I’ve shared a handful of tips for answering common software engineering interview questions above, but let’s finish up with a few more!

Research Past Interview Questions

Want a more specific direction to help you prepare to answer coding interview questions? One pro tip is that you can go to Glassdoor, look up the company you’re interviewing at, and take a look at what real people say they were asked during interviews at that company.

For example, if you were interviewing at Zoom and wanted to know Zoom software engineer interview questions, you could look at the company’s Glassdoor page and see that the questions asked and topics covered include:

  • General React questions 
  • Modifying small web apps that were partially implemented
  • Implementing an LRU Cache in Java
  • Trivia questions related to Spring boot and concurrent thashing
  • And more

Of course, these questions may not be the exact questions you’re asked in your interview, but they can give you an idea of what to expect.

Ask For Clarification

Perhaps the worst way to answer an interview question is by pretending you understood it when you didn’t! Asking for clarification not only increases your chances of giving a good answer, it also shows that you’re willing to ask for help, admit when you’re wrong, and prioritize outcomes over your own ego.

Even if you do understand the question, it’s often worth asking clarifying questions to show that you understand what your interviewer is talking about, and that you understand there’s nuance.

Explain Your Thinking

Make life easier for your interviewer by narrating your thinking out loud. Explain your problem-solving process and the logic you used to arrive at your answer.

Even if you don’t know how to answer a particular question, you can explain any parts you might know. If you have absolutely no clue, SAY THAT, but then say “Here is how I’d approach that unfamiliar situation” and give context there. Do not just say “I don’t know” and abandon it there.

Practice Answering Interview Questions

One of the best things you can do to get better at answering technical interview questions is to practice answering them.

Fortunately, there are lots of great resources out there that can help you do this. See my guide to the best coding interview courses and books for a full breakdown of what’s available. Otherwise, here are some top picks:

Interview Cake

Interview Cake doesn’t just give you a whole bunch of technical interview questions and the correct answers; it actually teaches you how to get to the answers yourself. Each question comes with a complete breakdown, common mistakes, and guidance on how to approach similar problems in future.

Even better, with Interview Cake, you either get the job, or you get your money back.
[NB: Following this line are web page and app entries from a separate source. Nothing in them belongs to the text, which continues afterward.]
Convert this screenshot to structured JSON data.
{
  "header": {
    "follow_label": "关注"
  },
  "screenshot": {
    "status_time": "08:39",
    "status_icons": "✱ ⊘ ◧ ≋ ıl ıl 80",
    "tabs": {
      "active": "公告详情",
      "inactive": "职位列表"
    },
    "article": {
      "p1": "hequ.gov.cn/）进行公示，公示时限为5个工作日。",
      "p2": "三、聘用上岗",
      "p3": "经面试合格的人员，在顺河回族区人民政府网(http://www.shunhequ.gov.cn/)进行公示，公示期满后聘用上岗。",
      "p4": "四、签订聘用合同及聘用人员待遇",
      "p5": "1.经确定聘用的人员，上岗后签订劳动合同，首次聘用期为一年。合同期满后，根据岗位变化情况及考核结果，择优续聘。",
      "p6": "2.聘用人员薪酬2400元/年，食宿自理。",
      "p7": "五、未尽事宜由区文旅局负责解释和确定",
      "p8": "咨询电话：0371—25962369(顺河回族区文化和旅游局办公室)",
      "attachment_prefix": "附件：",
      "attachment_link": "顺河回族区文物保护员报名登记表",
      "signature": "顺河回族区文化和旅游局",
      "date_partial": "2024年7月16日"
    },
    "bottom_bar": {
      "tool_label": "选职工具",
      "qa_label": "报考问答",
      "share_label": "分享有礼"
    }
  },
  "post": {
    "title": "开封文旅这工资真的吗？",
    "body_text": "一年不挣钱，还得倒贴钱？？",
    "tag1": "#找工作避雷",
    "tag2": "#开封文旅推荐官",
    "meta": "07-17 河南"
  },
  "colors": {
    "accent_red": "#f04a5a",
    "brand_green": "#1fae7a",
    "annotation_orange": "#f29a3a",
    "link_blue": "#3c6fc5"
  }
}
If you’re unhappy with your purchase or you don’t get the job within 100 days of buying, you can get a full refund.

Interview Cake
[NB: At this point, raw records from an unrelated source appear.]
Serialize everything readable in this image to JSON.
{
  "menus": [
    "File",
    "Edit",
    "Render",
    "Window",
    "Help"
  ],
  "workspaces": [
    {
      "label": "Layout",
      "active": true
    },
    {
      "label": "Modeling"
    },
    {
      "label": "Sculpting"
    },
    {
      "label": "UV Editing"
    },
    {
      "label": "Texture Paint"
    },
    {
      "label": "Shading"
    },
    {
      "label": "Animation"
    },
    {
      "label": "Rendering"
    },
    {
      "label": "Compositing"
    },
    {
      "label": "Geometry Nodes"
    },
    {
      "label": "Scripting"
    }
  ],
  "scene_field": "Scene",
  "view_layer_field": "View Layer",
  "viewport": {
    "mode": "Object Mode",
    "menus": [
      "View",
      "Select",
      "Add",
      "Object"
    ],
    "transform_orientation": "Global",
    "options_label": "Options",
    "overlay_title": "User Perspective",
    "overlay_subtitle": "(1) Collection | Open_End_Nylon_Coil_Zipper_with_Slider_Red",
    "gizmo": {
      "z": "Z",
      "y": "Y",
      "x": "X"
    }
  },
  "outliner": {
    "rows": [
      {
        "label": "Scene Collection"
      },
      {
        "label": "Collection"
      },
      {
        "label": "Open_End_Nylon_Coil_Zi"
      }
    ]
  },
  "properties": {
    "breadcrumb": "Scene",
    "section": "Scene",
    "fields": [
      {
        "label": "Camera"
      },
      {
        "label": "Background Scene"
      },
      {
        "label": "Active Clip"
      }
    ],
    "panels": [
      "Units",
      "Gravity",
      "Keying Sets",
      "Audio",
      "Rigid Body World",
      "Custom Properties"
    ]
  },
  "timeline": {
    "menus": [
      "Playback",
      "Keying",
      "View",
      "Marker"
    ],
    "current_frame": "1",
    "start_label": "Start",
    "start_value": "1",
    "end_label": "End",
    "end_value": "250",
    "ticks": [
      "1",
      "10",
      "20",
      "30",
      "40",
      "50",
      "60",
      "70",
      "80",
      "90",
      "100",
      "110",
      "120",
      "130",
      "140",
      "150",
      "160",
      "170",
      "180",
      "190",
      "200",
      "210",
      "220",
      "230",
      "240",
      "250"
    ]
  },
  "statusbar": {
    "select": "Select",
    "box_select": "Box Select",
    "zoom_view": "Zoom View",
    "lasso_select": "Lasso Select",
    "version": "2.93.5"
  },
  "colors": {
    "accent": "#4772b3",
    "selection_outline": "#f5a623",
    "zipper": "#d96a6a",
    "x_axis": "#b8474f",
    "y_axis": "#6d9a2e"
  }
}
Read my full review of Interview Cake or take the free 7-day crash course to try it out.

And one more thing—as a Learn to Code With Me reader, you can get 20% off Interview Cake!
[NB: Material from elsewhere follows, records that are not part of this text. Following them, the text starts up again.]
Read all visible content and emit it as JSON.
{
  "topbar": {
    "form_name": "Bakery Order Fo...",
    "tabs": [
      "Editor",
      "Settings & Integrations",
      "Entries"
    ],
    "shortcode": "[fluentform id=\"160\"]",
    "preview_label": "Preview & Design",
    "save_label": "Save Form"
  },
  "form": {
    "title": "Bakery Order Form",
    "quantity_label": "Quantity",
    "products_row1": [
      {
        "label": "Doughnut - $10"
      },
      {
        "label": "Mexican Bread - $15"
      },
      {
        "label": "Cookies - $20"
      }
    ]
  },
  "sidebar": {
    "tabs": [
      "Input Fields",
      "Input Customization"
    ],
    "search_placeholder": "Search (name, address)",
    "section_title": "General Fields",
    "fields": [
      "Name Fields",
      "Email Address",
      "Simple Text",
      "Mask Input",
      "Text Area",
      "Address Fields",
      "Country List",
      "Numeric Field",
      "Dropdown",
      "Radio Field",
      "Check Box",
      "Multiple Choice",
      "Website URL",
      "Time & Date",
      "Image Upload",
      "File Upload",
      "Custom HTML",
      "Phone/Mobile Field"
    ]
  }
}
AlgoExpert gives you in-depth video explanations of hundreds of technical interview questions, solutions in 9 languages, and a coding workspace.

You can also take assessments designed to reflect a real day of interviews, and do mock coding interviews with other users.


Read my full review of AlgoExpert and use the code ltcwm when you check out to get 10% off.

All You Need to Answer Programmer Interview Questions!

Hopefully this guide has given you an overview of the kinds of software engineer interview questions you’re likely to be asked, and some pointers on improving your answers to technical questions.

Remember—it’s not necessarily about getting the right answer. It’s about showing how you come up with your answer, so the interviewer can understand your thought process and assess your technical understanding.

Take the time to practice answering computer science interview questions ahead of your interviews, using a tool like Interview Cake or AlgoExpert, and you won’t have anything to worry about!